Which lines of the entries below hold the word "screenshot"? Report each of them.

[[ INFORMATION PROVIDED open ]]

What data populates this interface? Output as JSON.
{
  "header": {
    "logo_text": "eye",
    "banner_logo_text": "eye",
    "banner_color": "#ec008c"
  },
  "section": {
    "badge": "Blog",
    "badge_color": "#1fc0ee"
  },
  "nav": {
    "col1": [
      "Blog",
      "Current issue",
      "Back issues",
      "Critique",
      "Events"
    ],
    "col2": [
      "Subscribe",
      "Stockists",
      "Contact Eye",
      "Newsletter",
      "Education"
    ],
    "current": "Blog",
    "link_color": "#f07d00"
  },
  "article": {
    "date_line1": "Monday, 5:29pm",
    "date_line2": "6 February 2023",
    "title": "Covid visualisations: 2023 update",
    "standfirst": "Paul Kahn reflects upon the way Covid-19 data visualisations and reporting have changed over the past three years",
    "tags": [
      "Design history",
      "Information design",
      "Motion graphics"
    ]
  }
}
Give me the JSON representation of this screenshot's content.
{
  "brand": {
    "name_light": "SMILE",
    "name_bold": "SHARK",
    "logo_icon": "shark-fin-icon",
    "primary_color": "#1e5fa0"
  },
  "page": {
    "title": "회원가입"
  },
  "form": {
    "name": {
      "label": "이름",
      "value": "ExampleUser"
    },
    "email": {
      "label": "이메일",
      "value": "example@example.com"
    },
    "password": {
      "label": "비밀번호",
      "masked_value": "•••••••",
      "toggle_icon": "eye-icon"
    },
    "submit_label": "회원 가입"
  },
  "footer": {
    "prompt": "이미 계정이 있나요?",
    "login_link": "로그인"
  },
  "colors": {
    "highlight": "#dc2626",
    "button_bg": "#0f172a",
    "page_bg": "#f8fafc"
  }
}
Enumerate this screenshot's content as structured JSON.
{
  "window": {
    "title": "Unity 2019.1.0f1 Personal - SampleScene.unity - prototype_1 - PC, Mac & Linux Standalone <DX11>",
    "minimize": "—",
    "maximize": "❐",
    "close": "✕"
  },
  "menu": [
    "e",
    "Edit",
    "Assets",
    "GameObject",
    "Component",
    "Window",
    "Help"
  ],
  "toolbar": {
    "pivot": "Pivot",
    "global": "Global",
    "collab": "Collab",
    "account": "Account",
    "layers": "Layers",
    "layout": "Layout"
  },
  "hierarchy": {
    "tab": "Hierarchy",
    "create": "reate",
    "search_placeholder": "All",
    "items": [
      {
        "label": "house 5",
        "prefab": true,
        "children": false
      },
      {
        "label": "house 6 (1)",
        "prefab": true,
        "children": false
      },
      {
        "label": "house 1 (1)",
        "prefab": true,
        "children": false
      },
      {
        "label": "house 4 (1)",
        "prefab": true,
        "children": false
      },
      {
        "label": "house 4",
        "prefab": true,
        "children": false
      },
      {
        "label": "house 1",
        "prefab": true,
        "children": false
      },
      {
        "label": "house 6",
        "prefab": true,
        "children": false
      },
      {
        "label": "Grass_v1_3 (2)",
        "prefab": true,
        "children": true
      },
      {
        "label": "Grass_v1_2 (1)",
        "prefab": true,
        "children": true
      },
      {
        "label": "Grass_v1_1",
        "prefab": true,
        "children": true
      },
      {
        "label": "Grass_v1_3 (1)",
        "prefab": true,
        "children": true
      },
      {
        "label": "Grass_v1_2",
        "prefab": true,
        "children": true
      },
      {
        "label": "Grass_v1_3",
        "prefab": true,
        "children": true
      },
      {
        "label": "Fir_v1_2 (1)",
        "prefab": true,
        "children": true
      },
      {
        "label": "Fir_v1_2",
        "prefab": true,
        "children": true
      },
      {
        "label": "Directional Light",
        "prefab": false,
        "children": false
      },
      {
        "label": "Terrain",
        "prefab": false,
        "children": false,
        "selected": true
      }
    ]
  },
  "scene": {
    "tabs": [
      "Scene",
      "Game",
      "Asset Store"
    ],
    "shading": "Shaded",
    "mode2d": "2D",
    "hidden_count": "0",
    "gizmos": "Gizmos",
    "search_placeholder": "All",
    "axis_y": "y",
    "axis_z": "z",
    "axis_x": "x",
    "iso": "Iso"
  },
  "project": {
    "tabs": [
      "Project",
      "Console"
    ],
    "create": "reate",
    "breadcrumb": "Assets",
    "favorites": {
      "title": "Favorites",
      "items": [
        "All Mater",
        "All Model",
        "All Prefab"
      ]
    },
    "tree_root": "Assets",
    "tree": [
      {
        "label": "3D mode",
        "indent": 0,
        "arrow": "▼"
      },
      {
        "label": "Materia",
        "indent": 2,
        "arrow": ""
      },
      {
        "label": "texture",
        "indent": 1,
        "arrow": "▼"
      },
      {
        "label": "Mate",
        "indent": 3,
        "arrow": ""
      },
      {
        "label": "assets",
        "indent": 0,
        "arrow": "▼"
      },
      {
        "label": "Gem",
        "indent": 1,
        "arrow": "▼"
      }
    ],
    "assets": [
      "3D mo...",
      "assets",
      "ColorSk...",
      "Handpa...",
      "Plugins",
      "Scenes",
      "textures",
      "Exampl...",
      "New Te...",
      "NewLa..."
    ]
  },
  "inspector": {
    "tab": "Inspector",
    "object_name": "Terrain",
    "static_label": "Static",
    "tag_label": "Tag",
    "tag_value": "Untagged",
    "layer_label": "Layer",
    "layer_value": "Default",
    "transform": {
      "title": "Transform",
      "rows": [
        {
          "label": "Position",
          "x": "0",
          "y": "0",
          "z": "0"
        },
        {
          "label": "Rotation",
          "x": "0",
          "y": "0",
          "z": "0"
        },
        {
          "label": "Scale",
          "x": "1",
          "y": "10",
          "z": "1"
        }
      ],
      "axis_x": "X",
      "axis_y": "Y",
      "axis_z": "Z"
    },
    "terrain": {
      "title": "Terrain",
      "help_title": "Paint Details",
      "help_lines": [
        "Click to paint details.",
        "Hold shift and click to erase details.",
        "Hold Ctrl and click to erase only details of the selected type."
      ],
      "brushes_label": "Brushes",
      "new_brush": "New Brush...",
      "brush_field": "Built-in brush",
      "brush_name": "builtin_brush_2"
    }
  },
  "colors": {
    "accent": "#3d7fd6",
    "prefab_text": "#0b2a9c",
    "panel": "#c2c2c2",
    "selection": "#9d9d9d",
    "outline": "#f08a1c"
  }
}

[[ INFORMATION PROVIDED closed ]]

OUTPUT OF THE EXERCISE:
Give me the JSON representation of this screenshot's content.
Enumerate this screenshot's content as structured JSON.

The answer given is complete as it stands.